A new study has given yet another reason to train yourself out of constant negative thinking, finding it might increase the risk of Alzheimer’s disease.
The research by University College London, and published in Alzheimer’s & Dementia, found a link between what scientists call ‘repetitive negative thinking’ and cognitive decline in participants over the age of 55.
Lead author Dr Natalie Marchant said: “Depression and anxiety in midlife and old age are already known to be risk factors for dementia. Here, we found that certain thinking patterns implicated in depression and anxiety could be an underlying reason why people with those disorders are more likely to develop dementia.
“We hope that our findings could be used to develop strategies to lower people’s risk of dementia by helping them to reduce their negative thinking patterns,” she said.
Consultant psychologist and co-founder of The Chelsea Psychology Clinic, Dr Elena Touroni, says: “People who are very hard on themselves tend to have what we call in psychology ‘unrelenting standards’. The sky is the limit – there is always something more to achieve. This is a psychological vulnerability that can land someone in a dangerous place.”
These are some of Dr Touroni’s tips for people who want to break out of the pattern of repetitive negative thoughts.
Don’t believe everything you think
“Just because you have a thought, doesn’t mean it’s true. When you notice you’re being hard on yourself or thinking very negatively, take a step back and question the thought you’re having. Is there any evidence to support this? Are you jumping to conclusions? Are you seeing the whole picture or just focusing on the worst possible scenario?”
Every negative thought is not bad, the point of staying alert and noticing threatening things in our vicinity is key for our survival. However, the majority of negative thoughts have no use and only create imaginary stress and drama in our minds.
Ask yourself if you’d talk to a friend this way
“Often we say things to ourselves that we would never dream of saying to a friend. Next time you are being hard on yourself, try showing yourself the same kindness and compassion you’d show a friend.”
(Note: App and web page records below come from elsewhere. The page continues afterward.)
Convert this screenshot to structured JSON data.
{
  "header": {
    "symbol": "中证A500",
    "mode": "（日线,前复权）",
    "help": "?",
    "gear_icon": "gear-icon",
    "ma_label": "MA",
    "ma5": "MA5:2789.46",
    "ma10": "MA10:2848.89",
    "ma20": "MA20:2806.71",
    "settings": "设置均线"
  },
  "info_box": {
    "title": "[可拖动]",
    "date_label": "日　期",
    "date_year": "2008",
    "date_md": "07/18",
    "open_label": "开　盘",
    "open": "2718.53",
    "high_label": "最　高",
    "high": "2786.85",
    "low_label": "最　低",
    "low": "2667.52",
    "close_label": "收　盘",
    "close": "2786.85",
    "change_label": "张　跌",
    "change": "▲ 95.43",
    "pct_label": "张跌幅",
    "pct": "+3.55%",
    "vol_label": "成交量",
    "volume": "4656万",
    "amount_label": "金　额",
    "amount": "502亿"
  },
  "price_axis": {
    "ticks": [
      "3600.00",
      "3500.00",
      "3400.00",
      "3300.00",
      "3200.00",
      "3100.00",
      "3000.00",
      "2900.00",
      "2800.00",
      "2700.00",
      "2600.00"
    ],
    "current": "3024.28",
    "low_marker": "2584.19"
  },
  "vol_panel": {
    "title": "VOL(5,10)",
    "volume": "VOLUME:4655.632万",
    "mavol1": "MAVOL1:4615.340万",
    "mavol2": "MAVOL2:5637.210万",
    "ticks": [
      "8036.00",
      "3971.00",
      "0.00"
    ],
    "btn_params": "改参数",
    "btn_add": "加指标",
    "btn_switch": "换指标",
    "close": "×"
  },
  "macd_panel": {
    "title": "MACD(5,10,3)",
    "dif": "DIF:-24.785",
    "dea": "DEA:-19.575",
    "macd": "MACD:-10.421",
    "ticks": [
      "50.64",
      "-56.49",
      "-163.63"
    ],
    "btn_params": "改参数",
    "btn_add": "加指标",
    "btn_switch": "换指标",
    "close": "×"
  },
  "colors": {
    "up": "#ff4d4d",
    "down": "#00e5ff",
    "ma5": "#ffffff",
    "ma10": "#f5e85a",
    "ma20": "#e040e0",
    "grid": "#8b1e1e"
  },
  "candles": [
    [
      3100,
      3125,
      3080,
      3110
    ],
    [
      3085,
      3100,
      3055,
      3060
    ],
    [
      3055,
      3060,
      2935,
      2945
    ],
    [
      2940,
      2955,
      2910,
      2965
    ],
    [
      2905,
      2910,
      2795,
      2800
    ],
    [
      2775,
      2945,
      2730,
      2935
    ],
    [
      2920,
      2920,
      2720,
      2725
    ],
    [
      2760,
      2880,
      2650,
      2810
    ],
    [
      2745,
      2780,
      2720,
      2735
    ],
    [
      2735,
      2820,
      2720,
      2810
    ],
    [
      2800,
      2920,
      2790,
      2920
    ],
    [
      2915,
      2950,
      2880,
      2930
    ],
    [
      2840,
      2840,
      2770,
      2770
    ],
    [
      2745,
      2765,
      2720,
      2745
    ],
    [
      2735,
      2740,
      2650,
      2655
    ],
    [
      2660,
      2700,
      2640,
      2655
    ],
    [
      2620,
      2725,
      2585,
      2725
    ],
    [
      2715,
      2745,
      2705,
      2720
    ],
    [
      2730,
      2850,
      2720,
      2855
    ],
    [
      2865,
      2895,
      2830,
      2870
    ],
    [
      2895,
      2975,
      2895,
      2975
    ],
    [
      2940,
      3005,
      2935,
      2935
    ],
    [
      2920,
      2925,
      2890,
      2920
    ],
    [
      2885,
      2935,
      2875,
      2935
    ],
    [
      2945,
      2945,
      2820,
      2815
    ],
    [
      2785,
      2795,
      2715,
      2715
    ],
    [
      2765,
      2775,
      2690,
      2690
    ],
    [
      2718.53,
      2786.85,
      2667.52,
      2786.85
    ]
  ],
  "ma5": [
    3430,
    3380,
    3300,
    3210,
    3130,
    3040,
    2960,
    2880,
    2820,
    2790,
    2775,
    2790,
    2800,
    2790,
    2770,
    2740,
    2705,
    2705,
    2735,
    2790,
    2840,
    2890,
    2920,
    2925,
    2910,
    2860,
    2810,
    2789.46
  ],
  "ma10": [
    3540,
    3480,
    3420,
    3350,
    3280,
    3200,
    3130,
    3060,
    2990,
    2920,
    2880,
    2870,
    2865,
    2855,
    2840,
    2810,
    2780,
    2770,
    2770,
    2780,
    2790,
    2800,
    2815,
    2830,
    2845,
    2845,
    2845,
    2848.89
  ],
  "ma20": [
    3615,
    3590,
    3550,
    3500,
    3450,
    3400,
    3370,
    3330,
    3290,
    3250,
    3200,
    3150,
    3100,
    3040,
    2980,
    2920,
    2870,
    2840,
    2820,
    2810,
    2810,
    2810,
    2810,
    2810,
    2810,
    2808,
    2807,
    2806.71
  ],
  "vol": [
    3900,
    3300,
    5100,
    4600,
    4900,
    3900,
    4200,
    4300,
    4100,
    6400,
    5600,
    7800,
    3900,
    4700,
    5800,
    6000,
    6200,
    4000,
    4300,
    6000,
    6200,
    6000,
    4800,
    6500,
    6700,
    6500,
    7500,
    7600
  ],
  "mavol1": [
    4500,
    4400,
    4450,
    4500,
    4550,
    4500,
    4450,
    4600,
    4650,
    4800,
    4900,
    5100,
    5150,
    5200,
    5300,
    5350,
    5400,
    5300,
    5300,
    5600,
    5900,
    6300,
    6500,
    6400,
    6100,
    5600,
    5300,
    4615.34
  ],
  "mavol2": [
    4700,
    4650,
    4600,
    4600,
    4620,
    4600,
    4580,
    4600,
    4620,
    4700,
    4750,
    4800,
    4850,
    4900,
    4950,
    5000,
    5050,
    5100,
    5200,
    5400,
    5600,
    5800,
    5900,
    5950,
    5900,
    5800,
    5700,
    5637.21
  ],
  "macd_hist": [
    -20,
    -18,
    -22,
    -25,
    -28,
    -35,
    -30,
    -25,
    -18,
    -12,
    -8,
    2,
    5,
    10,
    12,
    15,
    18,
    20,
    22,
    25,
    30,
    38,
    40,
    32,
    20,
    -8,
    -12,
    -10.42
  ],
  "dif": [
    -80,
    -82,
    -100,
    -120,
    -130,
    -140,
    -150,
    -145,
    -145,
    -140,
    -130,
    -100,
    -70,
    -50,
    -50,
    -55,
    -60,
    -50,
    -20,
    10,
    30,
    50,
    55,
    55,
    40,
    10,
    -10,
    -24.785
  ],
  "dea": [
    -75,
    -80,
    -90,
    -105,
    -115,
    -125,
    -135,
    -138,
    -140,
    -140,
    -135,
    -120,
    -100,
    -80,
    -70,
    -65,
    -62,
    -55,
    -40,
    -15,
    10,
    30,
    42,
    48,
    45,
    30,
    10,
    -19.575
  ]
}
Instead of scolding yourself the next time you find yourself in a tricky position, imagine what advice you would give to a friend in the same situation.
Try to understand where this self-criticism comes from
“Do you feel like you’re trying to prove something (to yourself or others)? Can you trace back to where this all started? Therapy is a great place to start exploring your earlier experiences and how they might be impacting you now.”
You can try this exercise at home to try to discover a pattern to your negative thoughts.
Take a moment to list the negative thoughts that you have, including:
- your fears
- your insecurities
- your losses
- thoughts that regularly cause stress.
Then, in a separate column, write at least one positive thought that relates.
For example, if you fear failure, write about an instance where failure helped you to learn and grow. If you’re insecure about your skills, write about an improvement you’ve noticed in one area. If thinking about work makes you stressed, write about the people you help on a day-to-day basis or the colleagues you like to get coffee with.
Get into the habit of counteracting every negative thought with a positive one. It takes practice but it will eventually become second nature.
Dedicate time to yourself
“Commit to doing at least one thing a day that is just for your wellbeing and pleasure – and just for you. For example, run yourself a nice long bath, do an online yoga class, etc.”
Try to be kind to yourself
“Practise gratitude for things you already have rather than focusing on the things you don’t have (mindfulness can help with this).”
“Watch your thoughts; they become words. Watch your words; they become actions. Watch your actions; they become habit. Watch your habits; they become character. Watch your character; it becomes your destiny.” — Lao Tzu
Do you struggle with negative thoughts? How do you deal with them?
– With PA
If you enjoy our content, don’t keep it to yourself. Share our free eNews with your friends and encourage them to sign up.